A woman feeding sharks was bitten on her finger.
Melissa Brunning was visiting the remote Kimbolton region of Western Australia on a super yacht.
On day three of the two-week cruise, the 34-year-old structural draftsperson was the last of the group to step on the partially-submerged swim deck to feed tawny nurse sharks.
She was unaware that nurse sharks suck prey into their mouths as she held a bit of bait in front of the six-foot shark.
As the shark sucked in the bait, it also pulled in Brunning’s right index finger, pulling her down onto the swim deck.
A man who was standing near quickly reached for her and helped her regain her footing.
“I think the shark was in shock as much as I was . . . the only way I can describe it is this immense pressure and it felt like it was shredding it off the bone,” she told The West Australian. “I came up and I was like, ‘I’ve lost my finger, my finger’s gone’.”

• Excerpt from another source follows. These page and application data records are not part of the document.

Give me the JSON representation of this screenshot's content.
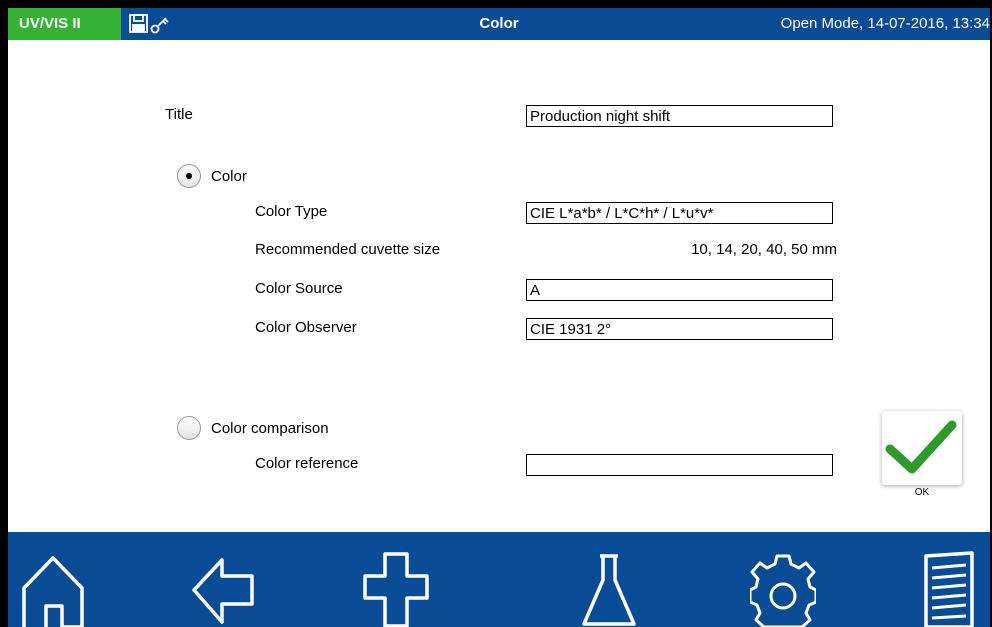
{
  "header": {
    "app_name": "UV/VIS II",
    "screen_title": "Color",
    "mode_text": "Open Mode, 14-07-2016, 13:34",
    "icons": [
      "save-icon",
      "key-icon"
    ]
  },
  "form": {
    "title_label": "Title",
    "title_value": "Production night shift",
    "color_option": {
      "label": "Color",
      "selected": true,
      "color_type_label": "Color Type",
      "color_type_value": "CIE L*a*b* / L*C*h* / L*u*v*",
      "cuvette_label": "Recommended cuvette size",
      "cuvette_value": "10, 14, 20, 40, 50 mm",
      "source_label": "Color Source",
      "source_value": "A",
      "observer_label": "Color Observer",
      "observer_value": "CIE 1931 2°"
    },
    "comparison_option": {
      "label": "Color comparison",
      "selected": false,
      "reference_label": "Color reference",
      "reference_value": ""
    }
  },
  "ok_button": {
    "label": "OK",
    "icon": "check-icon"
  },
  "nav": [
    "home-icon",
    "back-arrow-icon",
    "plus-icon",
    "flask-icon",
    "gear-icon",
    "menu-list-icon"
  ],
  "colors": {
    "header_blue": "#0a4b95",
    "badge_green": "#35b236",
    "check_green": "#2e9a2e"
  }
}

While Brunning’s finger was still attached, there were several lacerations and she decided to see if it would heal on its own as she continued her vacation.
Once her trip was completed, she sought medical care for the wounded digit which was now infected.
Doctors attempted to flush out the infection and found that a ligament was torn, and the finger was fractured.
Brunning takes full responsibility for the bite.
“This is not a shark attack, this is just a blonde doing a stupid thing. I’m not a shark victim . . . I have full respect for sharks; I think they’re incredible. I’ve always had the opinion that when you’re in the water, they’re top of the food chain, it’s their domain.
“We’re not meant to be in the water, if we were we’d have gills,” she added. She has taken one lesson to heart “respect marine life, and look at it in awe, but just leave them alone.”
While nurse sharks are considered docile, they will bite when provoked.
There have been several cases where smaller nurse sharks have held on and required removal by emergency personnel.
Sairol Harun was fishing off the coast of Malaysia December 21, 2017 when a nurse shark grabbed him above the knee.
The 24-year-old had to call police who used special fishing equipment to remove the shark.
Ervin Maccarty was bitten on the stomach by a juvenile nurse shark in the Florida Keys on September 2, 2017. Video shows the shark refusing to release its bite until its gills were sliced open.
There have been a total of 47 shark attack bites (34 with injury, 7 of which are considered provoked*) publicly reported in 2018. One fatal**; 9 were reported in the U.S., with 3 occurring in Florida and 2 in Hawaii. Fifteen have been reported in Australia, none fatal.
All locations have been marked on the 2018 Shark Attack Bites Tracking Map.
Four unconfirmed bites, worldwide, not included in the total count.
*Provoked defined as spearfishing, feeding sharks, fishing, etc. (listed with green marker).
**One possible scavenge